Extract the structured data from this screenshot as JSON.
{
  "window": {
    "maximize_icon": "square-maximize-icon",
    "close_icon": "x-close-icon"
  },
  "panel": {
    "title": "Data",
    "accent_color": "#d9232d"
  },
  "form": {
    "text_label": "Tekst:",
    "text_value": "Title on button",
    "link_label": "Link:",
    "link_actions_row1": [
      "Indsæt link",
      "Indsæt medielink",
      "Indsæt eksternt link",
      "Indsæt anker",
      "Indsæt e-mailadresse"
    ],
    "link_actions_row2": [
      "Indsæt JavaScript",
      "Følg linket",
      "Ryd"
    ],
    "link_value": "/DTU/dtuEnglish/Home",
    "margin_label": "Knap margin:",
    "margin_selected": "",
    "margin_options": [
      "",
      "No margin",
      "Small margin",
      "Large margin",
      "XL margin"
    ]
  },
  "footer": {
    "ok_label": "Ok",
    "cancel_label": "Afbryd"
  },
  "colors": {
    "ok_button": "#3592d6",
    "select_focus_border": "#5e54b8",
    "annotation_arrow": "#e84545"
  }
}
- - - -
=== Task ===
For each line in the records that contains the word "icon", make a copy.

=== Problem solution ===
    "maximize_icon": "square-maximize-icon",
    "close_icon": "x-close-icon"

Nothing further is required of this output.